Dubbed "the Cab Calloway of rockabilly" by historian Bill Millar, Lew Williams is one of the unsung heroes of early rock & roll, celebrated for a jazzy, sinuous style unique among his contemporaries. Born January 12, 1934, in Chillicothe, TX, Williams began his amateur singing career at the age of four. In 1945 his family relocated to Dallas, and after graduating from high school he made his professional debut playing country music in local clubs. Around this same time Williams began developing his own original songs, and even though he entered Wichita Falls' Midwestern University in the fall of 1952, by year's end he headlined a twice-weekly radio program on Frederick, OK, station KTAT, additionally playing live dates on weekends.
Whenever he returned to Dallas to visit his family, Williams spent his idle time working as a gofer at Jim Beck's recording studio, a nexus for aspiring country musicians and major-label acts alike. If time remained at the end of a session, Williams was often offered the opportunity to cut one of his songs, and as a result his earliest demos were recorded with some of country's most sought-after session players at his disposal. After signing to the Flair label, Williams officially entered Beck's studio in June 1953 to cut his debut single, "I've Been Doin' Some Slippin' Too." The record was not a hit, and the results of a follow-up session from October went unreleased.
Williams nevertheless submitted a handful of his songs to Imperial Records founder Lew Chudd — the track "Cat Talk" impressed Chudd enough to extend a publishing contract, although he withheld a record deal until Williams delivered additional material of the same caliber. During this time the singer regularly appeared on WFAA's Saturday Night Shindig, broadcast live each week from Dallas' Texas State Fairgrounds — it was here that Williams began incorporating elements of jazz and R&B into his music, and for his next session at Beck's studio in June 1954 he assembled a band featuring honky tonk piano, saxophone, steel and rhythm guitars, bass, and drums, marking a radical departure from the straight-ahead country of his earlier efforts.
He sent Chudd a re-recorded "Cat Talk" as well as three other songs, but Imperial had no idea what to make of the tapes and declined; Williams dropped both the steel guitar and the saxophone for his next session, and finally in mid-1955 Imperial signed him to both recording and writing contracts, issuing his label debut, "Don't Mention My Name," in early 1956. "Cat Talk" finally appeared as a single that summer, but after two more outings — "Bop Bop Ba Doo Bop (Classroom Hop)" and 1957's "Centipede," both cut in Hollywood with producer Jimmie Haskell and featuring Barney Kessel on guitar — Imperial terminated Williams' contract in the face of virtually nonexistent sales.

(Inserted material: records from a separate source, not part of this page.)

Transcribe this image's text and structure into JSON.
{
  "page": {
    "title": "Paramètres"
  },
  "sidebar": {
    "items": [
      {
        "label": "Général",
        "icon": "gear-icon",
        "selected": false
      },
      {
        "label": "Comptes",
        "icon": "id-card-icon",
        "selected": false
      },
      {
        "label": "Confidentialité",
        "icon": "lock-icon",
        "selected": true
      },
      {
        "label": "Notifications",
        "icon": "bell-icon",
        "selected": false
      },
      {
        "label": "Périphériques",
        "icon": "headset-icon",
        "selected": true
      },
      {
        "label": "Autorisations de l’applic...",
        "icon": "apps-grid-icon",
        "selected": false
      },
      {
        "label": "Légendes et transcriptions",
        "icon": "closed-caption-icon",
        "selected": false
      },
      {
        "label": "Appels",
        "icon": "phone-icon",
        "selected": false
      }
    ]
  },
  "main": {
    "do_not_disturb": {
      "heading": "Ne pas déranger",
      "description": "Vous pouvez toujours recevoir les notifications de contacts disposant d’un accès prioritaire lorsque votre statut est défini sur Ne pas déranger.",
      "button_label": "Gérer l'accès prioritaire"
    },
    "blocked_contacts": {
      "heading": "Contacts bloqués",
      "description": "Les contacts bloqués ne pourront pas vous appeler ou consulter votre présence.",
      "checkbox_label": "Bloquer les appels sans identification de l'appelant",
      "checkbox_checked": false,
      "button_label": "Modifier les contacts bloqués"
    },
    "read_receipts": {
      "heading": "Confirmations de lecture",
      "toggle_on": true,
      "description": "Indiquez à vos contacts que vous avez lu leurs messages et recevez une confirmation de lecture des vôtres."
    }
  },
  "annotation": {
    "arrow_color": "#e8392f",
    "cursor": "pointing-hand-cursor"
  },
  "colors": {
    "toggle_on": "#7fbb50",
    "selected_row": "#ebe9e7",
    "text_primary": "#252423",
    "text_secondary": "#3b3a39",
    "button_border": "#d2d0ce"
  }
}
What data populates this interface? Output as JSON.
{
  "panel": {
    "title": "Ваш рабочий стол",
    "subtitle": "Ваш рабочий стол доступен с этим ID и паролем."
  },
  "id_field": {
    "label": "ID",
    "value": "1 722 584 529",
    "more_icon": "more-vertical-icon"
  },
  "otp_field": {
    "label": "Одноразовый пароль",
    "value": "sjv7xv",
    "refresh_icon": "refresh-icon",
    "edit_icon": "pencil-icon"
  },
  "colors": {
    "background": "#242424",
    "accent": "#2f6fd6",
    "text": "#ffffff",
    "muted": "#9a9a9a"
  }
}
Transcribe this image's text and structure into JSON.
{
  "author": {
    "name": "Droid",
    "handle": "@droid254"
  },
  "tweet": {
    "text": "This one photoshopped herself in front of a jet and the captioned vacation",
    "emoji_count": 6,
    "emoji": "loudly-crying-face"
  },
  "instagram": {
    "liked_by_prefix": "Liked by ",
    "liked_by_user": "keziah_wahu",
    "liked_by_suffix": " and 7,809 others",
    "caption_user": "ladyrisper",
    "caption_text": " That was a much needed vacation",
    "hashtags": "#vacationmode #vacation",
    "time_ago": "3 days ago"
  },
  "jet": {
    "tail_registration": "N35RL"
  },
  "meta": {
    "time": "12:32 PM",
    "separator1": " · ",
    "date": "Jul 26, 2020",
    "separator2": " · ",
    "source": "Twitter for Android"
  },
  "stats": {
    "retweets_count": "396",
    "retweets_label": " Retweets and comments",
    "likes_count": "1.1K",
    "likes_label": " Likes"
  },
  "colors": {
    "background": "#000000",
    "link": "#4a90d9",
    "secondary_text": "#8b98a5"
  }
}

After graduating from college in the spring of 1957, Williams focused his energies on songwriting — with Mae Axton, he co-authored Jimmy Hughes' single "Junior High Doll," and also cut the demo of her "Sea Sand" that convinced Ferlin Husky to record an official version of the tune. On his own, Williams penned material for Porter Wagoner ("Your Love"), Floyd Cramer ("Mumble Jumble"), and Hoyt Johnson ("Sylvia"). A member of the Texas National Guard, in November 1957 he began a mandatory six-month stint with the U.S. Army; upon his May 1958 discharge, Williams signed to Dot Records, adopting the alias "Vik Wayne" for "The Girl I Saw on Bandstand," his lone effort for the label. He retired from performing the following January, a few months later opening Le-Drene Productions, a recording studio and talent agency he operated with partner Adrene Bailey.
By 1963 Williams was out of music altogether, opening a mail-order business and later expanding into publishing. In 1998, he learned that his Imperial sides were now available on CD via the Bear Family label, and his music was the focus of much attention from rockabilly fans and collectors throughout Europe and Japan. At the Viva Las Vegas festival in 2000, Williams made his first headline appearance in over four decades, and he continued performing for years after. ~ Jason Ankeny